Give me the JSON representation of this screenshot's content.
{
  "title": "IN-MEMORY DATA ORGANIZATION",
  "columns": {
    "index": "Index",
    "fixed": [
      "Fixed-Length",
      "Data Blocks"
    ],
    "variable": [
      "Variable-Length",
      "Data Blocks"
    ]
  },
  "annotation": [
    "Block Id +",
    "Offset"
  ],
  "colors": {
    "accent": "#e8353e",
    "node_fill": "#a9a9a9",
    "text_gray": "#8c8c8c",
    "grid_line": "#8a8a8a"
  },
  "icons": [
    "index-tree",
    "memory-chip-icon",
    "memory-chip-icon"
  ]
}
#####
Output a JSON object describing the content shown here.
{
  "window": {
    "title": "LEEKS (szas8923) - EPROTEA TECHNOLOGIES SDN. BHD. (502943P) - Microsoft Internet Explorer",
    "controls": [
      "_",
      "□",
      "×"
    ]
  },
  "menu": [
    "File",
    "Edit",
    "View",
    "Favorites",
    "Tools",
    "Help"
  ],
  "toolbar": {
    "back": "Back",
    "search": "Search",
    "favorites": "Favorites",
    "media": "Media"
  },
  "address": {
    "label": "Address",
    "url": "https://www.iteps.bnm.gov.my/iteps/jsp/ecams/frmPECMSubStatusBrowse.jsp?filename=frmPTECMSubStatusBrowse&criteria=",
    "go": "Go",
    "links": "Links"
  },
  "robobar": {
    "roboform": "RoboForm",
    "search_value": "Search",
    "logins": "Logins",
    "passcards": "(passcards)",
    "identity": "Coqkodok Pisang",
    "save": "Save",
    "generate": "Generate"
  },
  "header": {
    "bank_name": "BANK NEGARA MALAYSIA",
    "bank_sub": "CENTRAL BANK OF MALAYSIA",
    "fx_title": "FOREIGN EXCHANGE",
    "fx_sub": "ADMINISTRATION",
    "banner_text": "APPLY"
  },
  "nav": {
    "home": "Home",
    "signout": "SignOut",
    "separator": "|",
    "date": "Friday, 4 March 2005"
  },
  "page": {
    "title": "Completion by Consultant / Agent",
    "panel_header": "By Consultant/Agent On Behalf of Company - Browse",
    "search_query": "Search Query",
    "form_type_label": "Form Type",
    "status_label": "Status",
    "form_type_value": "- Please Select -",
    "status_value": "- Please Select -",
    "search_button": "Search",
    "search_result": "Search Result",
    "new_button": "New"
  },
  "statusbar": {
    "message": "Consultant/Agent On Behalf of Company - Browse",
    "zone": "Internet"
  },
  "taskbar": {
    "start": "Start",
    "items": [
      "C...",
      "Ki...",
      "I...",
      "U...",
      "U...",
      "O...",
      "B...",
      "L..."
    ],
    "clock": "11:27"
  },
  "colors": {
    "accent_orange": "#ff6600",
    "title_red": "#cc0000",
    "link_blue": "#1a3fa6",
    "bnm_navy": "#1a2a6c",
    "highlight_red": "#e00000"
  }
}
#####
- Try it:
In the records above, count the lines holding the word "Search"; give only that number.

- Exercise result:
5